Items from an interface collection:
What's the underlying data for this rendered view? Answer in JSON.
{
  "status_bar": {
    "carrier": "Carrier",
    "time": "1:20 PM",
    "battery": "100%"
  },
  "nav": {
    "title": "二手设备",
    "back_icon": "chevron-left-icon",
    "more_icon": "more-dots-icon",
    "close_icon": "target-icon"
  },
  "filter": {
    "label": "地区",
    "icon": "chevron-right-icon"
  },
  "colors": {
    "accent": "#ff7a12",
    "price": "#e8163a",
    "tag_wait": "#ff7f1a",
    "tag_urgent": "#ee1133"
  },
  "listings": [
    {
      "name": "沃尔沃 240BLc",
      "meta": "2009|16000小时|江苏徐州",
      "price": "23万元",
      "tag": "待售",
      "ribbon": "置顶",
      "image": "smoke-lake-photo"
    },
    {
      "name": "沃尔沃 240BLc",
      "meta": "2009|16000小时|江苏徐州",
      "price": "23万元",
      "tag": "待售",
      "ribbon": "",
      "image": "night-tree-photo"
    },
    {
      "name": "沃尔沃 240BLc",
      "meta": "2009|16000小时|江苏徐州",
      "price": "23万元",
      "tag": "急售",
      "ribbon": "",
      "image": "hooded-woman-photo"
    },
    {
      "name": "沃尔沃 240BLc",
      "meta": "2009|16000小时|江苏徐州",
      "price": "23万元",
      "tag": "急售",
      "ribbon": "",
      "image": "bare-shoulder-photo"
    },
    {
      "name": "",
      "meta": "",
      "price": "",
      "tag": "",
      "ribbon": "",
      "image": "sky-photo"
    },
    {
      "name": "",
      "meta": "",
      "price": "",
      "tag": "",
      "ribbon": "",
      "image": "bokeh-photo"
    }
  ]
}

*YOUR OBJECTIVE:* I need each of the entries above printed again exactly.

*TASK ANSWER:*
What's the underlying data for this rendered view? Answer in JSON.
{
  "status_bar": {
    "carrier": "Carrier",
    "time": "1:20 PM",
    "battery": "100%"
  },
  "nav": {
    "title": "二手设备",
    "back_icon": "chevron-left-icon",
    "more_icon": "more-dots-icon",
    "close_icon": "target-icon"
  },
  "filter": {
    "label": "地区",
    "icon": "chevron-right-icon"
  },
  "colors": {
    "accent": "#ff7a12",
    "price": "#e8163a",
    "tag_wait": "#ff7f1a",
    "tag_urgent": "#ee1133"
  },
  "listings": [
    {
      "name": "沃尔沃 240BLc",
      "meta": "2009|16000小时|江苏徐州",
      "price": "23万元",
      "tag": "待售",
      "ribbon": "置顶",
      "image": "smoke-lake-photo"
    },
    {
      "name": "沃尔沃 240BLc",
      "meta": "2009|16000小时|江苏徐州",
      "price": "23万元",
      "tag": "待售",
      "ribbon": "",
      "image": "night-tree-photo"
    },
    {
      "name": "沃尔沃 240BLc",
      "meta": "2009|16000小时|江苏徐州",
      "price": "23万元",
      "tag": "急售",
      "ribbon": "",
      "image": "hooded-woman-photo"
    },
    {
      "name": "沃尔沃 240BLc",
      "meta": "2009|16000小时|江苏徐州",
      "price": "23万元",
      "tag": "急售",
      "ribbon": "",
      "image": "bare-shoulder-photo"
    },
    {
      "name": "",
      "meta": "",
      "price": "",
      "tag": "",
      "ribbon": "",
      "image": "sky-photo"
    },
    {
      "name": "",
      "meta": "",
      "price": "",
      "tag": "",
      "ribbon": "",
      "image": "bokeh-photo"
    }
  ]
}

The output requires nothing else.